▶ _Working data_:
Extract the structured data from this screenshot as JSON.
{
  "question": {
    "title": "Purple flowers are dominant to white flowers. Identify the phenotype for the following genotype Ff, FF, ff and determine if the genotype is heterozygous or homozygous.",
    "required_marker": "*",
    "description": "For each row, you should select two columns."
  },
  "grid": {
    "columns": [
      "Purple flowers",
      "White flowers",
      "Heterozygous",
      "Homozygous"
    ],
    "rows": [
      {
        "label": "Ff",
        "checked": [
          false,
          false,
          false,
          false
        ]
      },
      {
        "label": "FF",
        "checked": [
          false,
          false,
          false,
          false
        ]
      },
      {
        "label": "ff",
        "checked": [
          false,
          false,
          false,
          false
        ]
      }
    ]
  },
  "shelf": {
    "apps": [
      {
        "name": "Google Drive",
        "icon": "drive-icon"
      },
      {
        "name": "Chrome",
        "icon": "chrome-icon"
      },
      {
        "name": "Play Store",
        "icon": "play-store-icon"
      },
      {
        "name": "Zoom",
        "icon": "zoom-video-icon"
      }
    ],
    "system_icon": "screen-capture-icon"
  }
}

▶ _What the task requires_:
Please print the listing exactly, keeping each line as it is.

▶ _Solution to the problem_:
Extract the structured data from this screenshot as JSON.
{
  "question": {
    "title": "Purple flowers are dominant to white flowers. Identify the phenotype for the following genotype Ff, FF, ff and determine if the genotype is heterozygous or homozygous.",
    "required_marker": "*",
    "description": "For each row, you should select two columns."
  },
  "grid": {
    "columns": [
      "Purple flowers",
      "White flowers",
      "Heterozygous",
      "Homozygous"
    ],
    "rows": [
      {
        "label": "Ff",
        "checked": [
          false,
          false,
          false,
          false
        ]
      },
      {
        "label": "FF",
        "checked": [
          false,
          false,
          false,
          false
        ]
      },
      {
        "label": "ff",
        "checked": [
          false,
          false,
          false,
          false
        ]
      }
    ]
  },
  "shelf": {
    "apps": [
      {
        "name": "Google Drive",
        "icon": "drive-icon"
      },
      {
        "name": "Chrome",
        "icon": "chrome-icon"
      },
      {
        "name": "Play Store",
        "icon": "play-store-icon"
      },
      {
        "name": "Zoom",
        "icon": "zoom-video-icon"
      }
    ],
    "system_icon": "screen-capture-icon"
  }
}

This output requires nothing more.